Construction Forecast 2013
A sluggish economy is often directly reflected in the health of the construction industry, both in the commercial and residential sectors. It is only when confident in future success and prosperity that businesses and individuals choose to create lasting roots by breaking ground for new buildings. Since the economic downturn in 2008, the housing and construction markets have been filled with hesitation, uncertainty, and an overall sense of stasis. The next year, however, is looking as if it just might be a better year for all involved, pending the resolution of the fiscal cliff and the perpetuation of consumer confidence.
By The Numbers
In a release from the Associated Press (AP) in mid-November, U.S. home sales were continuing to climb, both for previously occupied homes and for new construction. One driving factor is that apartment rent is on the rise, prompting more families and individuals to consider purchasing sooner rather than later. Another factor is the continuing record low mortgage rates being offered. According the AP report, the average rate on a 30-year fixed mortgage has not risen above four percent for the entire year.
Confidence has risen so much that the National Association of Home Builders & Wells Fargo, in their latest builder sentiment index released on November 19, revealed that the index is at 46, up five points since October. According to the AP report, that is the highest reading since just before the housing bubble burst when it peaked in the low 70s in 2005 and 2006, and it is a trend first seen on the upward tilt in October of 2011, when the index stood at just 17. Sales of new homes hit an adjusted rate of 389,000 in September, the highest level seen in more than two years, and a 21.7 percent increase over last year.
The number of houses available for sale has dropped considerably as well. At the end of October, there were only 2.14 million homes on the market, a figure the AP reports as the lowest number in over a decade.
With all this positive data in hand, Barclays Capital economist Michael Gapen comments that the report is encouraging. “Our view is that housing is in a recovery phase,” he added.
The recent release of The McGraw-Hill Construction Report indicates that “total U.S. construction starts for 2013 will rise 6% to $483.7 billion, slightly higher than the 5% increase” that was estimated for the 2012 calendar year. This heightened climate of construction, along with the fact that lower interest rates will stretch the dollars available to home owners, will help to bolster sales at industrial and construction distributors across the nation, as projects will overall require more materials, and more expensive materials, than ever before.
Robert Murray, McGraw-Hill Construction’s Vice President of Economic Affairs, says there are “several positive factors to benefit construction” in the coming years. He cites low interest rates and improving market fundamentals as among the factors that will help bolster the construction market in 2013.
As in other sectors as well, “green” initiatives in the housing market continue to trend upwards, even while they are often more costly than traditional materials and processes. According to the latest McGraw-Hill Construction Study, more than half of all builders are predicting more than sixty percent of their work to be green by 2015. This is up from only 28 percent of builders in 2012. This data implies that building green has become a norm, rather than just a niche.

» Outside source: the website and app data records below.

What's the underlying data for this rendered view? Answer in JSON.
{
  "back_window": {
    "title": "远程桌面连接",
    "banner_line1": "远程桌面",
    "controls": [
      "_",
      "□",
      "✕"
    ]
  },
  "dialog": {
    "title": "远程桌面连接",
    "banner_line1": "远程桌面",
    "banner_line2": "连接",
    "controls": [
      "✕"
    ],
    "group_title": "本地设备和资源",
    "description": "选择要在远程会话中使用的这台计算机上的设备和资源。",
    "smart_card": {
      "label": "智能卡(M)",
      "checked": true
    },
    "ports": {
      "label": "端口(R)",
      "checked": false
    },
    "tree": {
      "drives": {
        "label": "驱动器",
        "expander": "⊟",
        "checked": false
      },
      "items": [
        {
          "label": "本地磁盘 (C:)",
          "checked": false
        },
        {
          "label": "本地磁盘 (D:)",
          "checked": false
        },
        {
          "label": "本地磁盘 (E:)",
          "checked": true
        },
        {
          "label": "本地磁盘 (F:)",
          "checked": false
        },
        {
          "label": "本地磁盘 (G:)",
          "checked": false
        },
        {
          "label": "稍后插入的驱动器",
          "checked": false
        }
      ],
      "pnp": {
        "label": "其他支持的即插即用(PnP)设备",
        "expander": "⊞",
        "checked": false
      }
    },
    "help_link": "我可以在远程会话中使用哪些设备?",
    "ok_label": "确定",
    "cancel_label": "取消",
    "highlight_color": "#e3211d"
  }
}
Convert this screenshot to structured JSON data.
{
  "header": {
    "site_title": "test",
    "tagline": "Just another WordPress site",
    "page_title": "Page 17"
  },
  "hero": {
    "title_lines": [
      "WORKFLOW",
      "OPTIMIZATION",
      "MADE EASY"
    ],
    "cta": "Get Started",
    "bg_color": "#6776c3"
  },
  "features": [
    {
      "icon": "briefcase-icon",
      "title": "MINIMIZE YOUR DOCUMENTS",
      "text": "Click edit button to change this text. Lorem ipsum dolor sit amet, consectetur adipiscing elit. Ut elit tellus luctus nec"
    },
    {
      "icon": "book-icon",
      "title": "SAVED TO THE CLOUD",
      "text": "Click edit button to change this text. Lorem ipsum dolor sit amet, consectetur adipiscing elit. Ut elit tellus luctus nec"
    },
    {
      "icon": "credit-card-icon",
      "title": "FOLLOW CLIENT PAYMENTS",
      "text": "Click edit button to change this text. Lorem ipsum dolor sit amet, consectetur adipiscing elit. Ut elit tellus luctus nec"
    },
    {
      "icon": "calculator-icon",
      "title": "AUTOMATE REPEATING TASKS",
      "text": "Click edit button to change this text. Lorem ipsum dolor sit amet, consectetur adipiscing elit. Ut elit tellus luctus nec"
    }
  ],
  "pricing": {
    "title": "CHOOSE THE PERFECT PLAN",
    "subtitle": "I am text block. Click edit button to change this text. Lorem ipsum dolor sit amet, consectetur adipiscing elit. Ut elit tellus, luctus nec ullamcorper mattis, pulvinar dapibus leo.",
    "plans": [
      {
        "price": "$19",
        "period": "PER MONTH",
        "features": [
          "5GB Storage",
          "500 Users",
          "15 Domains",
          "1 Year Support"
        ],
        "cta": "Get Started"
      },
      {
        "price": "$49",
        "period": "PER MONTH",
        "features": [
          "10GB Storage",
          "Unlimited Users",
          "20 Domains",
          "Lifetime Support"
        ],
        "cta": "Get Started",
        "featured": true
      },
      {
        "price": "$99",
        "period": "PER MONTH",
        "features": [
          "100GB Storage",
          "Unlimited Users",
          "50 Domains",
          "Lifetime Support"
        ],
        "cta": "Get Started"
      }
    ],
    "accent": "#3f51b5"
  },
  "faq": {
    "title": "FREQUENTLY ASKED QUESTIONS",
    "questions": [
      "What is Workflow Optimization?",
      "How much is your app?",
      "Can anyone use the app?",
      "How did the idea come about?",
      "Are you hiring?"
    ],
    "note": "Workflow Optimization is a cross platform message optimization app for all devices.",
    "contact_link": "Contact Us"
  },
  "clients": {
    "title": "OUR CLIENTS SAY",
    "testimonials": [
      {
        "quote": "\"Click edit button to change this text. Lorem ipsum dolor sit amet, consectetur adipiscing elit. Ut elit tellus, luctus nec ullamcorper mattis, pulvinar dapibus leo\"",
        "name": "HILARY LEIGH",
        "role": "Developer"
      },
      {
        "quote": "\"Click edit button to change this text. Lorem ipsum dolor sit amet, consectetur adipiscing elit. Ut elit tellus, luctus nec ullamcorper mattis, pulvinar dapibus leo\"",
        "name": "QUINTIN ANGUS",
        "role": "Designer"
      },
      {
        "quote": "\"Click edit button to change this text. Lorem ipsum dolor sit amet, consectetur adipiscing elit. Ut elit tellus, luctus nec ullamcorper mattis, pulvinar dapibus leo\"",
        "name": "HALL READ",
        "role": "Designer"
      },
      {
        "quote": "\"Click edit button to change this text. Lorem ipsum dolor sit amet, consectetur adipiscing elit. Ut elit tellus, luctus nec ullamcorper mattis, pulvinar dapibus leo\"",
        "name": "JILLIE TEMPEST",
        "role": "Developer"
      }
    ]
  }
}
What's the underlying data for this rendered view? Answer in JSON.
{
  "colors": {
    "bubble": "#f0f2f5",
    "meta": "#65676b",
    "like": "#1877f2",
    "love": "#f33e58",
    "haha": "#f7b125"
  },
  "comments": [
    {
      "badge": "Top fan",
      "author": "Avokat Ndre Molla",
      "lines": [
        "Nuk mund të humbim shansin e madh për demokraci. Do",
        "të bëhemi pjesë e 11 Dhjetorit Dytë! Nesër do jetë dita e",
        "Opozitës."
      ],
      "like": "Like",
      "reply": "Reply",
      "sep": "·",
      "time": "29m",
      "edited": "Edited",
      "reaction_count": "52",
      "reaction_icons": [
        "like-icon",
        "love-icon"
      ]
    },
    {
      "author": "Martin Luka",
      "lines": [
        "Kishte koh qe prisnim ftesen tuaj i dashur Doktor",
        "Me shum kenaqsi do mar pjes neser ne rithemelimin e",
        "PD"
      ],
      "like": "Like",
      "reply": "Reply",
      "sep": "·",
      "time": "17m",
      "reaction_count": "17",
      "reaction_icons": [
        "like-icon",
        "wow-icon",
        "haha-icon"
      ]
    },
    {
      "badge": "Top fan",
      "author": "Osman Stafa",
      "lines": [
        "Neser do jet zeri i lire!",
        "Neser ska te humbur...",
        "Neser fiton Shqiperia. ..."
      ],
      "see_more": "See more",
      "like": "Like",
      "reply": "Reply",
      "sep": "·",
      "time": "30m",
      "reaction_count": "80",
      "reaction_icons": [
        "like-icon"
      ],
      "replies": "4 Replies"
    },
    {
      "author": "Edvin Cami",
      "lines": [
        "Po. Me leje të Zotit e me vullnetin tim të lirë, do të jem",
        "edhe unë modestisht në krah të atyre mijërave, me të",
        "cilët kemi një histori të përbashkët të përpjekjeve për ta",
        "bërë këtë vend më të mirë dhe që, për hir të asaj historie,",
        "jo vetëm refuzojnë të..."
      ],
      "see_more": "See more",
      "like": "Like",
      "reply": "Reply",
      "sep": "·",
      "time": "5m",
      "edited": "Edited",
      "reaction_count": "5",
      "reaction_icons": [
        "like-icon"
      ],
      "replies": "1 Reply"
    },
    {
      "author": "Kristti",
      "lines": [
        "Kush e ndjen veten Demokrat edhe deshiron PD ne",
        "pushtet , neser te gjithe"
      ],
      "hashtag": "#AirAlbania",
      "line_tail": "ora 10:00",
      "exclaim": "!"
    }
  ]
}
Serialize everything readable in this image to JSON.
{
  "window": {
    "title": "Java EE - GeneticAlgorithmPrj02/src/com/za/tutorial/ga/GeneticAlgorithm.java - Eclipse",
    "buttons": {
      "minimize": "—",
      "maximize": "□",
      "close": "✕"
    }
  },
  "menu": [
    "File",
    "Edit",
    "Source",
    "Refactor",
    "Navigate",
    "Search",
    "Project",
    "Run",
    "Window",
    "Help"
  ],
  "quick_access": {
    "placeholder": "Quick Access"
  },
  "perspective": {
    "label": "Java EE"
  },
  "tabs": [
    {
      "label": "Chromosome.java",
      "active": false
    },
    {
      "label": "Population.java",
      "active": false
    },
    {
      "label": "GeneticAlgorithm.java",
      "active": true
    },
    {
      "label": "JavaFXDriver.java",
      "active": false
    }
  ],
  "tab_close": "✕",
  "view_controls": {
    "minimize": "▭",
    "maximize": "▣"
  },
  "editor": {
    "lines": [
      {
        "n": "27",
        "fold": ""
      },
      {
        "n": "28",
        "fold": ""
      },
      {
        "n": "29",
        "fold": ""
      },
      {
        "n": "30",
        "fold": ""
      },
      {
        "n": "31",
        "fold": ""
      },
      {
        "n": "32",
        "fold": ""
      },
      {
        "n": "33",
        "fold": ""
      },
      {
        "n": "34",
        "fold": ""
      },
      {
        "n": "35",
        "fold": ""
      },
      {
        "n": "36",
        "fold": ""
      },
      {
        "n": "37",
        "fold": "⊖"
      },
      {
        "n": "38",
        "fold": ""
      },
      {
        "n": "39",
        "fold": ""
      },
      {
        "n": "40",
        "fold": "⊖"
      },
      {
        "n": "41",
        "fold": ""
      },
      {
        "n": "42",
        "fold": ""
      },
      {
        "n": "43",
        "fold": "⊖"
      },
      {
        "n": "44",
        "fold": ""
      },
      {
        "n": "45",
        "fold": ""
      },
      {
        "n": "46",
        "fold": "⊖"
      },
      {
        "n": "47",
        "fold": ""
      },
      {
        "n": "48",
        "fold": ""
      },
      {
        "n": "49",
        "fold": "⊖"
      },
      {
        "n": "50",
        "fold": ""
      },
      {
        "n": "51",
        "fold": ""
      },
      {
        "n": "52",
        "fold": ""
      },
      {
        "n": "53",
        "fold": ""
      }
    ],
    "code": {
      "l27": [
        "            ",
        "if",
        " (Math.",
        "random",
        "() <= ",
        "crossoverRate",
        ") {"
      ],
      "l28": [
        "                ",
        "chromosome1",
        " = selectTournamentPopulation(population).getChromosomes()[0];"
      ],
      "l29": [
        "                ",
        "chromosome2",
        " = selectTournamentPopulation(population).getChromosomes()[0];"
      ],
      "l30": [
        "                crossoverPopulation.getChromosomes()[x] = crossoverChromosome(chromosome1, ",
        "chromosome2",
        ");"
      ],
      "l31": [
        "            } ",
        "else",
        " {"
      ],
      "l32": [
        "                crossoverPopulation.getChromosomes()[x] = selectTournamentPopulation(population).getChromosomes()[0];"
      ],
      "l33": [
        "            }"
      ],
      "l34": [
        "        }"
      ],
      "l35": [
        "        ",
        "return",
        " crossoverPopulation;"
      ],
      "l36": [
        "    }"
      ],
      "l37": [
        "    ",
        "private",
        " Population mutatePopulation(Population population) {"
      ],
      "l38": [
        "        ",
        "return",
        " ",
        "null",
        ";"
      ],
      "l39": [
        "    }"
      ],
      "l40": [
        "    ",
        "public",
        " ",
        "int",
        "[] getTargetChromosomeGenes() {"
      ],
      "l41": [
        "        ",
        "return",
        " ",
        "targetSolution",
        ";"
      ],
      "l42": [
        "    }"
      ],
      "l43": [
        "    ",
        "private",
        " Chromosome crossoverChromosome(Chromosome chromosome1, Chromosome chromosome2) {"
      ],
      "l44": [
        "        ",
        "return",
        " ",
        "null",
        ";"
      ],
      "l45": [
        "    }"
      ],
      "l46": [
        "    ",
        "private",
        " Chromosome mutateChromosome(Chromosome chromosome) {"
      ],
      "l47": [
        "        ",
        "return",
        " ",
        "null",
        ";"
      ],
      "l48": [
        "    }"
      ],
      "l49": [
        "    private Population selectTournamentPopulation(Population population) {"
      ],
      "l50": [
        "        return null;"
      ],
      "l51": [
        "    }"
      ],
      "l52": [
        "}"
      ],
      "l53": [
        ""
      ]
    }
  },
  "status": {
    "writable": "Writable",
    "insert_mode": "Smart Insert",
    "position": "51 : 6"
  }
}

The top reason for builders to look at green construction in 2008 was “doing the right thing.” Today, in 2012 and looking ahead to 2013 and beyond, firms report that market demand and client demand are the top reasons they build with green in mind. The fact that green is now a demand rather than a bonus calls attention to a distinct transition and shift in the industry. Geraud Davis, president and CEO of United Technologies Climate Controls & Security, also confirms this trend, saying that they “now see more pull than push for green buildings.” An interesting point to note is that builders not currently working in the green building industry still feel that the primary driver motivating future green building is the desire to do the right thing, and not market demand.
Slow, But Steady, Recovery
The McGraw Hill Construction Report presents much to be encouraged by in the year ahead. Some key predictions include:
- 24% increase in dollars and a 21% increase in units for single family housing
- 16% increase in dollars and a 14% increase in units for multi-family housing
- 12% increase in commercial building, slightly faster than the 5% gain estimated for 2012
- 13% drop in institutional building, with a focus on higher education and healthcare
These numbers here and the ones presented earlier in the article paint a brief picture of what is ahead for the construction industry, but they also tell a story about the economic conditions in recent years and how those conditions have changed the face of not only construction, but the idea of the American Dream. The fact that more Americans will be buying and building homes in the next year, at four times the rate of years since 2006, is an extremely telling statistic. The confidence levels in the economy as displayed by those figures tells the industry that consumers are ready to stick their neck out again and chase the recently-elusive For Sale signs that have permeated front yards across the country. Consumers willing to buy and build homes is indeed a good sign that the economy and the construction industry is returning to a level of normalcy that has not been experienced for over half a decade.